**What to produce**
Return the lines of the data below in which the string "block" occurs.

[Excerpts from an interface dataset]
┏━━
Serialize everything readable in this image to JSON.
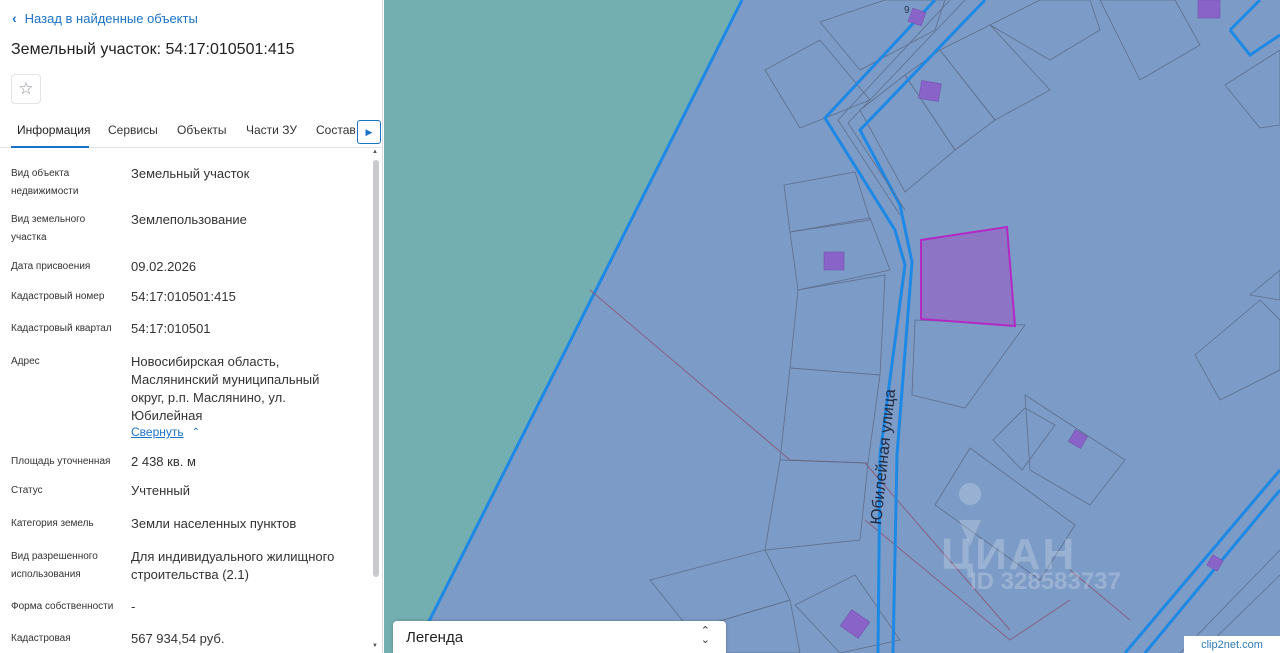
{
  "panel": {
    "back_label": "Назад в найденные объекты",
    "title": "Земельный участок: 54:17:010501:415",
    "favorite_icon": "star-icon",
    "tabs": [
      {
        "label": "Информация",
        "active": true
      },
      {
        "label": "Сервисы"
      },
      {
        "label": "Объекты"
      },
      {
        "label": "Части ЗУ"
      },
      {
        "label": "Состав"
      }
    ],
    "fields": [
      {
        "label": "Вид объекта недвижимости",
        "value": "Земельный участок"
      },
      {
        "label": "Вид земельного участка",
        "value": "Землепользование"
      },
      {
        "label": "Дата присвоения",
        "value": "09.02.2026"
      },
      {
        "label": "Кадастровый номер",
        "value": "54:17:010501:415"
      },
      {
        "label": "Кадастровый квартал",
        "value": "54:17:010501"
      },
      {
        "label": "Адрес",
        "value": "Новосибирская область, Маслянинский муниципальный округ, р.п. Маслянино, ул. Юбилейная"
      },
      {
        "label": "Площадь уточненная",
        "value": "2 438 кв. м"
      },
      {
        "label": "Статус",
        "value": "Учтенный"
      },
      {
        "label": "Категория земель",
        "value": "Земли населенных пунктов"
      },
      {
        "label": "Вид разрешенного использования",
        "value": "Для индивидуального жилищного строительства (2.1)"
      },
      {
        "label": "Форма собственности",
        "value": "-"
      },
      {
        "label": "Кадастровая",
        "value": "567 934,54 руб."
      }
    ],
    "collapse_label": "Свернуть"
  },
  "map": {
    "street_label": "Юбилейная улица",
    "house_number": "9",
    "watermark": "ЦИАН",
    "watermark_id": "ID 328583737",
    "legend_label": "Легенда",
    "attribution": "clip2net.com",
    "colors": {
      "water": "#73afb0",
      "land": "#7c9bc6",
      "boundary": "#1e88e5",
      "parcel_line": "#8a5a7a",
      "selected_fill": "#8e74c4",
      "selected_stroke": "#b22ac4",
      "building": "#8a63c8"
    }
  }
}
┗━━
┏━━
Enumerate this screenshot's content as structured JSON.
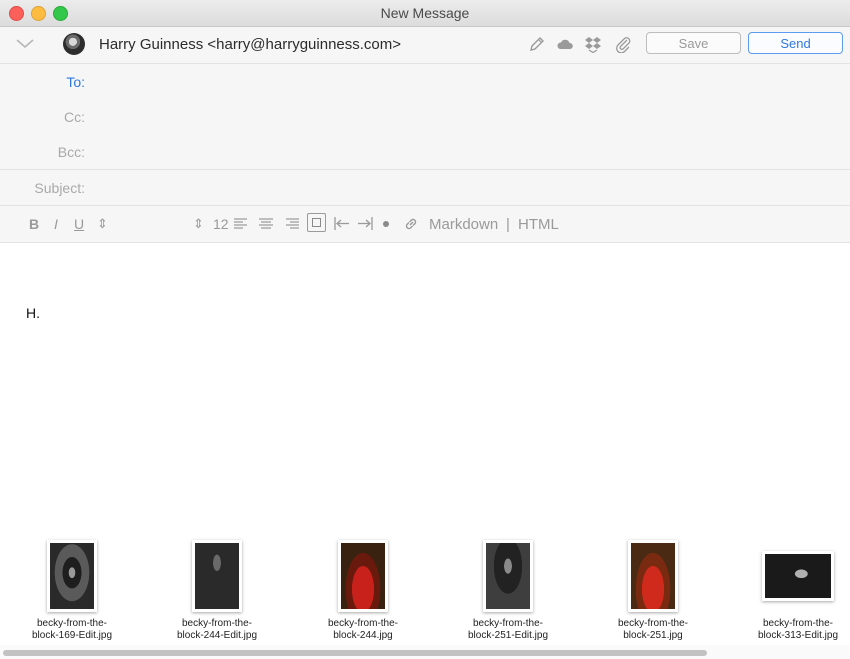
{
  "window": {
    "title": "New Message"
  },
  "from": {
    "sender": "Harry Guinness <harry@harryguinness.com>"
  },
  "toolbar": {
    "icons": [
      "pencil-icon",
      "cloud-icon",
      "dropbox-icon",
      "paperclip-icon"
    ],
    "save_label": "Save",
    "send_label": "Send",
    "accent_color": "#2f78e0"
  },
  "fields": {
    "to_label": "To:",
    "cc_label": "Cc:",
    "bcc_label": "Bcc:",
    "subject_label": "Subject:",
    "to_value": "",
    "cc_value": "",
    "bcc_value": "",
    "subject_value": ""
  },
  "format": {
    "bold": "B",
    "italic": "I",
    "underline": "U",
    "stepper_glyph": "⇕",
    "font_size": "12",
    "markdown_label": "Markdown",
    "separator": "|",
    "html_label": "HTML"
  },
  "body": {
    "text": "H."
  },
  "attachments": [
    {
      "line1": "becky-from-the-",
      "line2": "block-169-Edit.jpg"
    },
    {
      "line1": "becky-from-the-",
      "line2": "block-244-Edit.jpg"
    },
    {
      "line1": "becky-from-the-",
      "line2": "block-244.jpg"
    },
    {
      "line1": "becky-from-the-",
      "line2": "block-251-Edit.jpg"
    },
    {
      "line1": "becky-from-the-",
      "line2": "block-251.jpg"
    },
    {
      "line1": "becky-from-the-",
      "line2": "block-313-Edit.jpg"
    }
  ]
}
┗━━
**Completed exercise**
      "line2": "block-169-Edit.jpg"
      "line2": "block-244-Edit.jpg"
      "line2": "block-244.jpg"
      "line2": "block-251-Edit.jpg"
      "line2": "block-251.jpg"
      "line2": "block-313-Edit.jpg"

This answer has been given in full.